This time, residents in Heng Tai House living in flat numbers ending with 13 and 14 , and living six floors below the “latest case” on 34th floor (top floor) will be evacuated RTHK reports [link].
Why this evacuation is limited to only six floors seems strange, citing droplets from the roof vent (which one?) reentering the building as the reason. While it is not impossible, the airflow pressure and patterns created around buildings are very complex, it seems highly unlikely, that only flats 13 and 14 would be impacted in this style of public housing.
It is worthwhile remembering that in the workplace, employers are responsible, by law, for the Health and Safety of their employees! Therefore workers in high traffic areas, for example, healthcare, building management, sewerage plants, transportation, etc. are responsible for their employees Health and Safety (H&S).
Management and managers should have contingency plans ready, just in case. However, the on-going public health emergency, recently labelled by WHO as a COVID19 pandemic, has exposed that organisations and employers are not prepared for change or business interruption. Even when organisations had some broad ideas, it was never formalised in a plan and never tested, only after the idea was tested was it revealed the idea did not work in practice.
In addition to the general confusion, caused by poor communications, random individuals post opinions and “advice” on social media, would you believe that an electrician is sending COVID19 pandemic advice!
In the context of the built environment, I am raising this issue because building operators, organisations and employers fail to plan for events that can be reasonably foreseen, such as fire. Organizing periodic fire drills to safely escape from a building in the event of a fire should be routine, but sadly its not.
Yet, there are countless tragedies every year, fatalities caused by a range of issues, locked fire escape doors trapping people inside buildings being one common issue. I have often been called to witness standby generator tests, which would not start!
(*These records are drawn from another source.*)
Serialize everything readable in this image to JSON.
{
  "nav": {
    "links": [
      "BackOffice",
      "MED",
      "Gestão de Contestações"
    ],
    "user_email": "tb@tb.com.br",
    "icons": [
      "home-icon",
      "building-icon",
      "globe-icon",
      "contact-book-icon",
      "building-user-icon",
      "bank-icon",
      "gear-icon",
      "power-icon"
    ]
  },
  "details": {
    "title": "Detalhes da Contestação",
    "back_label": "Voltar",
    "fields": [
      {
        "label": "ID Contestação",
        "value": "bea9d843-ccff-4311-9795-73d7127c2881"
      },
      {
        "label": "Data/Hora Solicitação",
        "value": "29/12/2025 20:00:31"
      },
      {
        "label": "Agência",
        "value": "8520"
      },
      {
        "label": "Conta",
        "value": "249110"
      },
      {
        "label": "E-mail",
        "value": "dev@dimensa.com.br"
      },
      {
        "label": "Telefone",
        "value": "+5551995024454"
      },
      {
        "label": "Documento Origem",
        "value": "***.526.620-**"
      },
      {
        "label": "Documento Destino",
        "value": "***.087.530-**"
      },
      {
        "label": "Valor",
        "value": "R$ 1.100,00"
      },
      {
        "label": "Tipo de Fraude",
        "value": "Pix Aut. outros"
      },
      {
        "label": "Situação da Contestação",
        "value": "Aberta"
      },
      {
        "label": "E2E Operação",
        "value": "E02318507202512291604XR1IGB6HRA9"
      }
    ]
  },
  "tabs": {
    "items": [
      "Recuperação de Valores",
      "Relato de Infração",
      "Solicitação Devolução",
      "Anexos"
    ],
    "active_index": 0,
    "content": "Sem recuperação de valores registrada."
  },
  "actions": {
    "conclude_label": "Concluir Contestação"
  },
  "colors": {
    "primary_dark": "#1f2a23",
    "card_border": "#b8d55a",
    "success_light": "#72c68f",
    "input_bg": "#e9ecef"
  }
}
Therefore, in the event of an emergency those safety systems have no power!
COVID19 and Legionnaires Disease
It’s generally accepted that the number of Legionnaires Disease infections is under-reported, I predicted that the heightened public health surveillance for COVID19 would reveal an increasing number of Legionnaires Disease infections because both COVID19 and Legionella cause pneumonia.
To be perfectly blunt, its too late to try planning your escape from fire while trying to exit from a burning building, a decent manager will have a plan and considered difficult questions, or force a plan to be created, before a disaster strikes.